> _THE TASK_: Return all records exactly. Nothing may be added.

> _SUPPLIED RECORDS_:
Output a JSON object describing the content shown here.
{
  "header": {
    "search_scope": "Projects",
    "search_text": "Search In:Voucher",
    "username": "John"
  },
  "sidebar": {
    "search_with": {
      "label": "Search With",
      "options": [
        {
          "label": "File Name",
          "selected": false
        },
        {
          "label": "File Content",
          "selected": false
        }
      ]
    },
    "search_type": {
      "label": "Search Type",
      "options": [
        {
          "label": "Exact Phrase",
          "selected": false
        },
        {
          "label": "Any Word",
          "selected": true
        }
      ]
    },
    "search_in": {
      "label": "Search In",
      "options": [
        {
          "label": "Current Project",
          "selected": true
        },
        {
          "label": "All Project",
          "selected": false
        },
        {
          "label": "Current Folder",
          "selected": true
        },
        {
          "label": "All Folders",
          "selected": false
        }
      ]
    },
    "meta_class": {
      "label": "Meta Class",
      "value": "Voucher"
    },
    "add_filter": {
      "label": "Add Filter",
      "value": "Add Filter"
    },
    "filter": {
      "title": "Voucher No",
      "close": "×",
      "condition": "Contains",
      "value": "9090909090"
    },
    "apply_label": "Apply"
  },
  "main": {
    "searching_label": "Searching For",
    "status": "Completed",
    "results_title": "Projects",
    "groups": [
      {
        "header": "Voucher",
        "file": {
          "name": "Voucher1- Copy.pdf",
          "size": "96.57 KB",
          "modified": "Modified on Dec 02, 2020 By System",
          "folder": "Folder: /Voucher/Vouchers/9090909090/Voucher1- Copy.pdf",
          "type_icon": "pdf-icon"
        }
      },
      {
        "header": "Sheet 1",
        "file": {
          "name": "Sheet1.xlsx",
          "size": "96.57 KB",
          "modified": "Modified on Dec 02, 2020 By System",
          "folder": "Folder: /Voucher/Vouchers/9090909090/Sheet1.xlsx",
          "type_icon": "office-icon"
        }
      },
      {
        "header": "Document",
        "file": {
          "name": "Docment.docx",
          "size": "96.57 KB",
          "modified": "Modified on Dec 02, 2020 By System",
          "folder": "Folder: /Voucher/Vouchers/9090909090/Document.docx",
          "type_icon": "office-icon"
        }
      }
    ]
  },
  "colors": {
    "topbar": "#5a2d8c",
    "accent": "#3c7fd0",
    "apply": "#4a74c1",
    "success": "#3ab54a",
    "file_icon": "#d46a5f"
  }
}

> _THE COMPLETED TASK_:
Output a JSON object describing the content shown here.
{
  "header": {
    "search_scope": "Projects",
    "search_text": "Search In:Voucher",
    "username": "John"
  },
  "sidebar": {
    "search_with": {
      "label": "Search With",
      "options": [
        {
          "label": "File Name",
          "selected": false
        },
        {
          "label": "File Content",
          "selected": false
        }
      ]
    },
    "search_type": {
      "label": "Search Type",
      "options": [
        {
          "label": "Exact Phrase",
          "selected": false
        },
        {
          "label": "Any Word",
          "selected": true
        }
      ]
    },
    "search_in": {
      "label": "Search In",
      "options": [
        {
          "label": "Current Project",
          "selected": true
        },
        {
          "label": "All Project",
          "selected": false
        },
        {
          "label": "Current Folder",
          "selected": true
        },
        {
          "label": "All Folders",
          "selected": false
        }
      ]
    },
    "meta_class": {
      "label": "Meta Class",
      "value": "Voucher"
    },
    "add_filter": {
      "label": "Add Filter",
      "value": "Add Filter"
    },
    "filter": {
      "title": "Voucher No",
      "close": "×",
      "condition": "Contains",
      "value": "9090909090"
    },
    "apply_label": "Apply"
  },
  "main": {
    "searching_label": "Searching For",
    "status": "Completed",
    "results_title": "Projects",
    "groups": [
      {
        "header": "Voucher",
        "file": {
          "name": "Voucher1- Copy.pdf",
          "size": "96.57 KB",
          "modified": "Modified on Dec 02, 2020 By System",
          "folder": "Folder: /Voucher/Vouchers/9090909090/Voucher1- Copy.pdf",
          "type_icon": "pdf-icon"
        }
      },
      {
        "header": "Sheet 1",
        "file": {
          "name": "Sheet1.xlsx",
          "size": "96.57 KB",
          "modified": "Modified on Dec 02, 2020 By System",
          "folder": "Folder: /Voucher/Vouchers/9090909090/Sheet1.xlsx",
          "type_icon": "office-icon"
        }
      },
      {
        "header": "Document",
        "file": {
          "name": "Docment.docx",
          "size": "96.57 KB",
          "modified": "Modified on Dec 02, 2020 By System",
          "folder": "Folder: /Voucher/Vouchers/9090909090/Document.docx",
          "type_icon": "office-icon"
        }
      }
    ]
  },
  "colors": {
    "topbar": "#5a2d8c",
    "accent": "#3c7fd0",
    "apply": "#4a74c1",
    "success": "#3ab54a",
    "file_icon": "#d46a5f"
  }
}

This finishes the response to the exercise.